Where does the word "shoulder" occur in the data below? Copy each line that holds it.

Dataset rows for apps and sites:
○ ○ ○

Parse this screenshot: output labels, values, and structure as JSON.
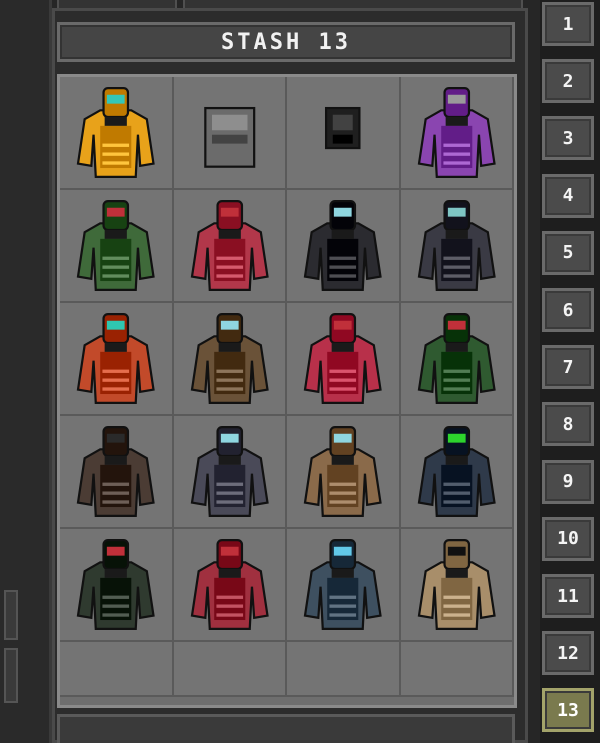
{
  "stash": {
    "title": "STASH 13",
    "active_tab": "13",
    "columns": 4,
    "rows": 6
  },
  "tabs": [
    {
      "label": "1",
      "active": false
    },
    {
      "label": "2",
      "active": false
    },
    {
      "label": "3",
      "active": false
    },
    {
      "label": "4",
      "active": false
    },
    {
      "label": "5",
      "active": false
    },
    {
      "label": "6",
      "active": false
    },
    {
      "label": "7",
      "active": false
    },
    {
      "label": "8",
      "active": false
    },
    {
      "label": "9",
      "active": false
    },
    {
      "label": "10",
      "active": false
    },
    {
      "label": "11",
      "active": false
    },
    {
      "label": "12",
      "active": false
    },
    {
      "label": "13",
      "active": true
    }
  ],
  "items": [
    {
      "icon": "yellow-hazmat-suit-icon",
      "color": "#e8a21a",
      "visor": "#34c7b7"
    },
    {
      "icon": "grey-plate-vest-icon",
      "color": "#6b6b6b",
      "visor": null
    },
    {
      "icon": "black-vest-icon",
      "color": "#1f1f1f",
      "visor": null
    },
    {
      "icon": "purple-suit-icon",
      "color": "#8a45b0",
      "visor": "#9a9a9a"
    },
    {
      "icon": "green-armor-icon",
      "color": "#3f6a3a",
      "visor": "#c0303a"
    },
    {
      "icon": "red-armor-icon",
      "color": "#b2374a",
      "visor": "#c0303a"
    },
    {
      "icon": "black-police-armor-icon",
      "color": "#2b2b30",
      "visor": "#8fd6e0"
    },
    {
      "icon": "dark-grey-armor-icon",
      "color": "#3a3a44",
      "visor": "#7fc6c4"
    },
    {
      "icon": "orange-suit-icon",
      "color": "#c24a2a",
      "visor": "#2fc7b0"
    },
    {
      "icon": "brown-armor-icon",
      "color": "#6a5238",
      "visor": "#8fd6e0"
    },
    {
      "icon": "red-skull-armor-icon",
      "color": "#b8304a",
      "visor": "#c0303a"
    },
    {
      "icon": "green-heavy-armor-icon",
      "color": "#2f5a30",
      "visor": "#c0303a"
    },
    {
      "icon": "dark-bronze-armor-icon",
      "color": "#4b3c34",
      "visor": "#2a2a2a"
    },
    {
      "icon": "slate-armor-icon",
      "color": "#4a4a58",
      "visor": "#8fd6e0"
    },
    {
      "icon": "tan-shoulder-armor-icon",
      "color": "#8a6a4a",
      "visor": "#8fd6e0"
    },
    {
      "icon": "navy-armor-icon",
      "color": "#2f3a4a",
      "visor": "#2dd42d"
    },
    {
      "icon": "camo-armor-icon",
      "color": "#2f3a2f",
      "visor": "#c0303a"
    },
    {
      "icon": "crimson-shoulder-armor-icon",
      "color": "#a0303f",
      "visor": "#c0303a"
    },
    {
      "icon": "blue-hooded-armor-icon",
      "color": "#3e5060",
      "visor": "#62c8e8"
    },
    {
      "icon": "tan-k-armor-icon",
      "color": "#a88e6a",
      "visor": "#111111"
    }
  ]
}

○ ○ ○

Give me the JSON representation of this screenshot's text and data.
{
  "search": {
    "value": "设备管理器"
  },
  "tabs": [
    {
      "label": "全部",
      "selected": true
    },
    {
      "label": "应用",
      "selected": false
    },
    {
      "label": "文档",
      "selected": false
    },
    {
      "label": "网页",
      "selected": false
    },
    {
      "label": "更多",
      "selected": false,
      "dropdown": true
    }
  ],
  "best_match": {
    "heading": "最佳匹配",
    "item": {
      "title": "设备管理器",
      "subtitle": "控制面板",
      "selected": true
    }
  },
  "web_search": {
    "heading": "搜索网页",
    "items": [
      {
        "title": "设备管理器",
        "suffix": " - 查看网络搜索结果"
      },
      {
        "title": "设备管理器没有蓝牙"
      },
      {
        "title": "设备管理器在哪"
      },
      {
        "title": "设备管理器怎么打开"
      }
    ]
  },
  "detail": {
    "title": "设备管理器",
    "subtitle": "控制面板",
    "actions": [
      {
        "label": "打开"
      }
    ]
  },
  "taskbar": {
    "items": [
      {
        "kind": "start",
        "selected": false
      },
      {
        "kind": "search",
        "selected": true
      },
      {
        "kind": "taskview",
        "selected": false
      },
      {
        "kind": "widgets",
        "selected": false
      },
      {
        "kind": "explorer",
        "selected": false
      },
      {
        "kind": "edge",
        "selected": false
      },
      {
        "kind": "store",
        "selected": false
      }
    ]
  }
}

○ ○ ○

### [Answer below]
      "icon": "tan-shoulder-armor-icon",
      "icon": "crimson-shoulder-armor-icon",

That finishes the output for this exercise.